Content starts

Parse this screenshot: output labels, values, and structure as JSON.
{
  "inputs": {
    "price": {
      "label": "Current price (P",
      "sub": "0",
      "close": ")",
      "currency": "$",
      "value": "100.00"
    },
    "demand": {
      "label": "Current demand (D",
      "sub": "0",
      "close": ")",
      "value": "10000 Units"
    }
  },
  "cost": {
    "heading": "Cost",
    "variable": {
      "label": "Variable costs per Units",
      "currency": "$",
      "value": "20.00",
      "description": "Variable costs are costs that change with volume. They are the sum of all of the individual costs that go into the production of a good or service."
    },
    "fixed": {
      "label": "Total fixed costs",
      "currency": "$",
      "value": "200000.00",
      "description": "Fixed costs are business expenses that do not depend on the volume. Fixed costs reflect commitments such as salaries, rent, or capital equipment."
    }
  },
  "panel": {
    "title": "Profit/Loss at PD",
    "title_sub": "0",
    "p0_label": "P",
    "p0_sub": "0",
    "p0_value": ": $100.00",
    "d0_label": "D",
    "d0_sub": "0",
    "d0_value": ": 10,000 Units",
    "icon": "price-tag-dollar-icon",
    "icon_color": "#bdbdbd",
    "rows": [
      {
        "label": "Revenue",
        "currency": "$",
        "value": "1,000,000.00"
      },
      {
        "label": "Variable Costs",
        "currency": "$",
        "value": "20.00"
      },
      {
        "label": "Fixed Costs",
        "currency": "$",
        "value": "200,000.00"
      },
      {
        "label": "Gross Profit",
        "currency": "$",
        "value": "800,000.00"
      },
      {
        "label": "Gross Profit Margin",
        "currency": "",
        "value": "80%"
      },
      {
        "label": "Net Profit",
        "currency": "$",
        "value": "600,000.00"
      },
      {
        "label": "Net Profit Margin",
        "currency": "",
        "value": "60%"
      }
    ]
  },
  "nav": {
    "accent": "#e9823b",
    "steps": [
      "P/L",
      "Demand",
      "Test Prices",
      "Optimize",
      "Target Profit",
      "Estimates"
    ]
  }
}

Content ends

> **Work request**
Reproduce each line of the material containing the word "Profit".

> **Answer below**
    "title": "Profit/Loss at PD",
        "label": "Gross Profit",
        "label": "Gross Profit Margin",
        "label": "Net Profit",
        "label": "Net Profit Margin",
      "Target Profit",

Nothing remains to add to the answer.